    In the latest action-based film from the creators of “Facing the Giants” and “Flywheel,” Sherwood Pictures and Provident Films focus on the relationship of firefighter “Capt. Caleb Holt,” played by Kirk Cameron, and his wife “Catherine Holt,” a public relations professional played by Erin Bethea.

  • Sudden influx of Web site comments energizes newspaper staff

    Since our updated Web site went live several months ago, we’ve only gotten a handful of comments from our online readers.

    We post every staff-written article online and update it daily with new information. While we’ve been excited about the number of people who are coming to our site, we had hoped to see more people take advantage of our interactive features.

  • Cop stop a sign of trouble just around the bend

    If I were seeking an omen about what is ahead in the future, I should have known it would appear on the first workday of the week.

    There I was moseying below the speed limit Monday morning, driving up U.S. 17 in Little River, S.C., and minding my business with a cell phone pressed to my ear (“Can you hear me now?!”).

    I thought I was doing everything not to attract the attention of law enforcement, which is what I always strive to do whenever I venture out on the highway and anywhere else in between.

  • National, international public service beckons Americans

    On Sept. 11, 2008, Barack Obama and John McCain appeared at Columbia University and talked candidly about the need for more public service despite the great personal sacrifices required to practice it.

    It is relevant in its national and international forms.

    Obama spoke about his experience as a community organizer and McCain about his experience as a military officer. Both, in their own way, had practiced public service early in their careers.

  • Readers thank strangers for unexpected assistance

    To the editor: Let it be known to all in Calabash, they have an honest gentleman living in their midst.
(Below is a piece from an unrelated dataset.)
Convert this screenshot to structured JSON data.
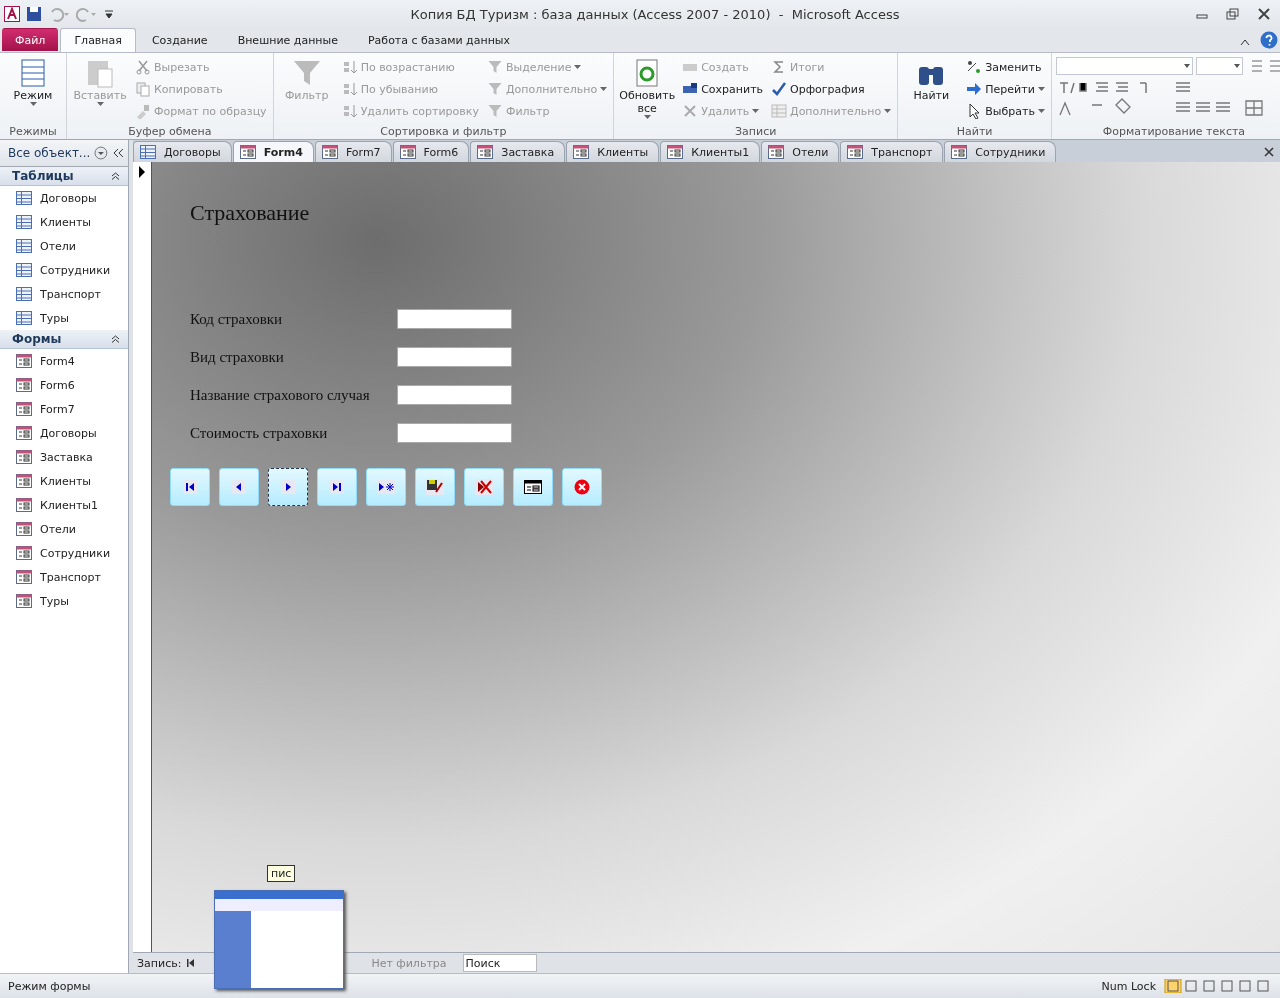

    Thank you, Jerry, for delivering my pocketbook left at Walmart on Saturday, directly to my house.

    God bless you.